    I am a distinguished alumni of the University of Illinois at Urbana-Champaign, and I would like to do a little bragging myself about something I know absolutely nothing about.  Well, one thing I know a lot about and one I don’t.

    Read the rest of this entry »

    Posted in Academia, Sports | 3 Comments »

    Metaphors, Interfaces, and Thought Processes

    Posted by David Foster on 7th December 2007 (All posts by )

    My post today is inspired by In the Beginning was the Command Line, by Neal Stephenson, a strange little book that will probably be found in the “computers” section of your local bookstore. While the book does deal with human interfaces to computer systems, its deeper subject is the impact of media and metaphors on thought processes and on work.

    Stephenson contrasts the explicit word-based interface with the graphical or sensorial interface. The first (which I’ll call the textual interface) can be found in a basic UNIX system or in an old-style PC DOS system or timesharing terminal. The second (the sensorial interface) can be found in Windows and Mac systems and in their respective application programs.

    As a very different example of a sensorial interface, Stephenson uses something he saw at Disney World–a hypothetical stone-by-stone reconstruction of a ruin in the jungles of India. It is supposed to have been built by a local rajah in the sixteenth century, but since fallen into disrepair.
    Read the rest of this entry »

    Posted in Academia, Media, Tech | 10 Comments »

    The Evolution of Money Part I: The Past

    Posted by Shannon Love on 7th December 2007 (All posts by )

    The Chinese say that fish are not aware of water. We talk about and use money so often that we seldom think to stop and ask: What is money? Why do we need it? What function does it serve?

    I think money is a type of information technology that calculates, stores and transmits information about the quantity of one good one must exchange for a certain quantity of another good.

    Read the rest of this entry »

    Posted in Economics & Finance, Tech | 10 Comments »

    Pearl Harbor – 66

    Posted by Jonathan on 7th December 2007 (All posts by )


     
    (Click here to see a larger version of this photo in a new window.)
     
    From the Naval Historical Center:

    The 7 December 1941 Japanese raid on Pearl Harbor was one of the great defining moments in history.

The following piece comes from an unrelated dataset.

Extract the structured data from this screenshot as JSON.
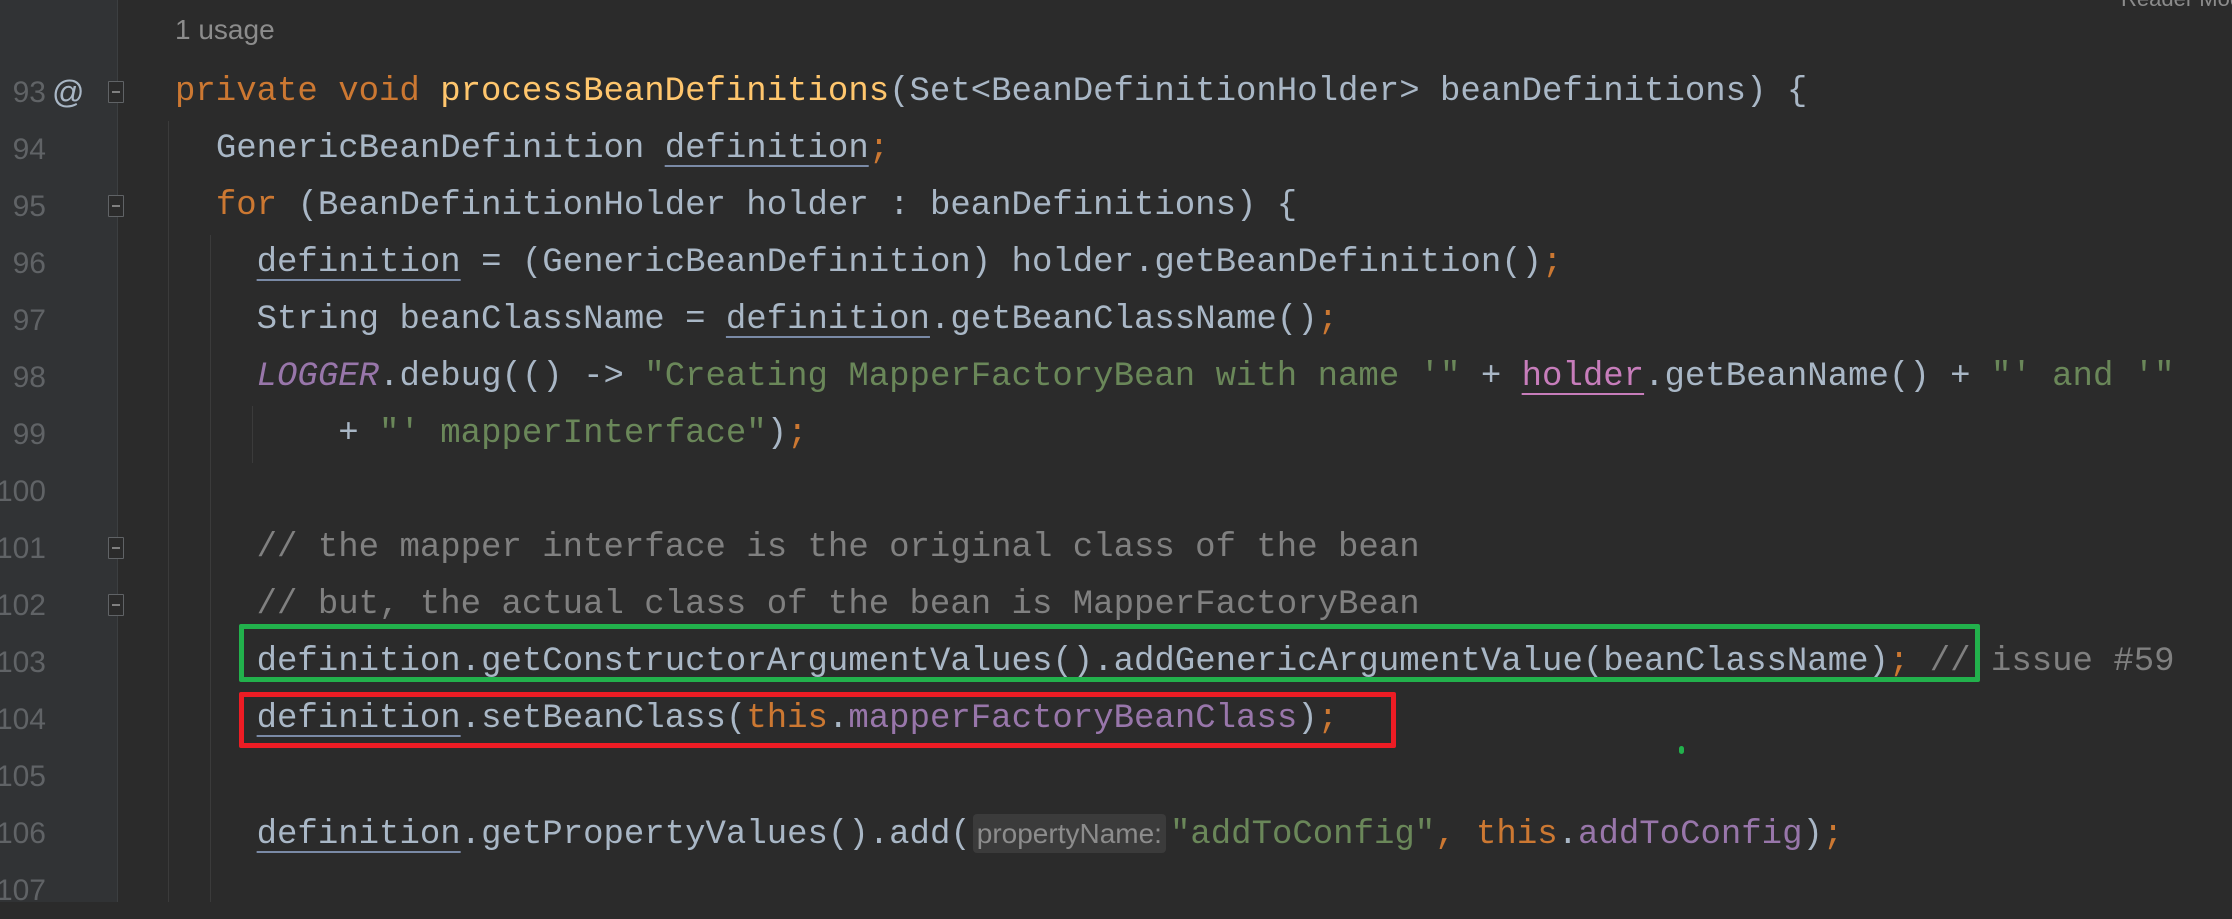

A single carefully-planned and well-executed stroke removed the United States Navy’s battleship force as a possible threat to the Japanese Empire’s southward expansion. America, unprepared and now considerably weakened, was abruptly brought into the Second World War as a full combatant. [Read the rest…]

    Posted in History, USA, War and Peace | 2 Comments »

    Problems With Self-Selected Survey Data

    Posted by Jonathan on 7th December 2007 (All posts by )

    Jim Miller, discussing customer-satisfaction surveys, highlights a common error of inference:

    Consumer Reports does not seem to understand that all its surveys, not just those on cars, have a systematic problem; the respondents are self selected, which often biases the results, as any good survey researcher can tell you.

    So (following Jim’s example) if the Consumer Reports survey shows the Camry as more reliable than the Corvette, is this because the Camry is really more reliable or is it because people who buy Corvettes tend to drive them hard? The reliability data provided by Consumer Reports do not provide enough information to answer this question.

    Read the rest of this entry »

    Posted in Business, Management, Science, Society, Statistics | 10 Comments »